He, in genuine faith, should submit to the command in the proper way. Infants have neither the need nor the ability to respond to the gospel of Christ.
The same would be true for young children too young or immature to understand their accountability to the plan of salvation. It is a tender thing to observe young children who want to please God. But many times, their desire precedes their understanding and accountability for personal sin.
If an adult comes to believe that they need to be baptized because they were subject as an infant or as a sincere but immature child, we would encourage them to be baptized in faith and obedience. Thus, they can be assured of the forgiveness of their sins and the peace of mind, knowing they are obeying God from the heart with full understanding.
Baptism without immersion
If one was “baptized” in some fashion other than by immersion (which actually expresses a contradictory concept, since “baptize” means “immerse”), then he should yield to the proper form and get it right.

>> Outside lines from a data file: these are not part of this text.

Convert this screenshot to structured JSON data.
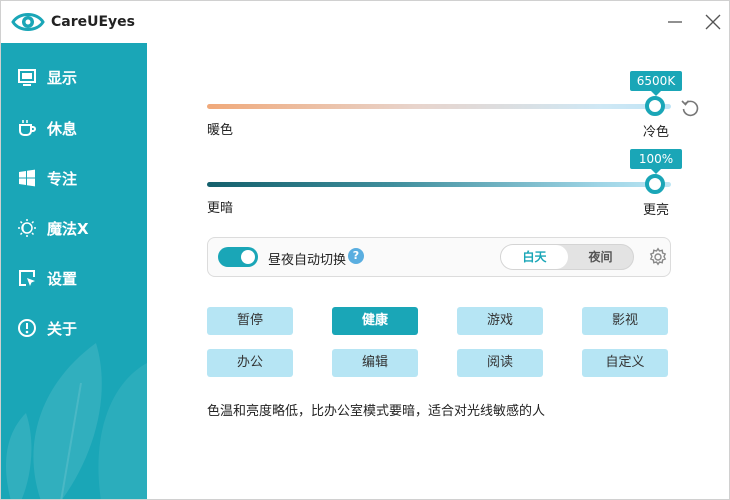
{
  "app": {
    "title": "CareUEyes"
  },
  "sidebar": {
    "items": [
      {
        "label": "显示",
        "icon": "monitor-icon",
        "active": true
      },
      {
        "label": "休息",
        "icon": "coffee-cup-icon",
        "active": false
      },
      {
        "label": "专注",
        "icon": "windows-logo-icon",
        "active": false
      },
      {
        "label": "魔法X",
        "icon": "sun-moon-icon",
        "active": false
      },
      {
        "label": "设置",
        "icon": "cursor-box-icon",
        "active": false
      },
      {
        "label": "关于",
        "icon": "info-icon",
        "active": false
      }
    ]
  },
  "temperature": {
    "value_label": "6500K",
    "left_label": "暖色",
    "right_label": "冷色",
    "level_fraction": 1.0
  },
  "brightness": {
    "value_label": "100%",
    "left_label": "更暗",
    "right_label": "更亮",
    "level_fraction": 1.0
  },
  "auto_switch": {
    "label": "昼夜自动切换",
    "help": "?",
    "enabled": true,
    "day_label": "白天",
    "night_label": "夜间",
    "selected": "白天"
  },
  "modes": [
    {
      "label": "暂停",
      "active": false
    },
    {
      "label": "健康",
      "active": true
    },
    {
      "label": "游戏",
      "active": false
    },
    {
      "label": "影视",
      "active": false
    },
    {
      "label": "办公",
      "active": false
    },
    {
      "label": "编辑",
      "active": false
    },
    {
      "label": "阅读",
      "active": false
    },
    {
      "label": "自定义",
      "active": false
    }
  ],
  "description": "色温和亮度略低，比办公室模式要暗，适合对光线敏感的人",
  "colors": {
    "accent": "#1aa6b7",
    "mode_button": "#b6e5f4"
  }
}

True baptism pictures the burial and resurrection of Jesus Christ. The sinner is buried in, and raised from, water (cf. Romans 6:3-4; Colossians 2:12), just as the Lord was buried, and then raised from the dead.
True baptism validates one’s faith in the death and resurrection events. Being sprinkled with water, or having water poured upon the head, is no baptism at all, and such substitutes are without sanction in the New Testament. They are post-apostolic innovations.
Baptism without repentance
If one was “baptized” without this act having been accompanied by genuine repentance, such a procedure similarly was ineffectual. No “baptism” which lacks the proper motive (and other prerequisites) can have validity in the divine scheme of things. Now let’s get it right
Baptism without faith
If one is “baptized” without a sound faith basis, his ritual would be of no avail. One might feel, for instance, that Jesus was a good man (perhaps even a “perfect man” — as the “Jehovah’s Witnesses” allege), but deny that Christ is the Son of God (i.e., deity), and yet, for various other reasons, desire baptism. No baptism, grounded upon such a spurious “faith” could be accounted as genuine. So let’s get it right.
Baptism without purpose
If one has yielded to baptism for some purpose other than that which is supplied by inspired teaching, he, in reality, has not obeyed the Lord. Baptism is never defined as “an outward sign of an inward grace”; it is not a mere representation of redemption for those already received. We must get it right.
The purpose of the act is “for the remission of sins” (Acts 2:38), to have sins “washed away” (Acts 22:16), to put the candidate “into Christ” (Romans 6:3-4; Galatians 3:26-27), or into his “body” (1 Corinthians 12:13), at which point he is “saved” (Mark 16:16; 1 Peter 3:21). The common resistance to the biblical proposition, namely that baptism is preliminary to salvation, constitutes a bold rejection of the plain testimony of Scripture. One cannot be immersed “for the remission of sins” (Acts 2:38), if he believes his sins have been remitted already. He must get it right.
A person’s soul is too valuable, the plan is too simple, and the remedy too easy to access, for a person to “gamble,” hoping that any old way will do — in spite of the deficiencies associated therewith. If there is any question in one’s mind regarding a “baptism,” he should be safe and do it right.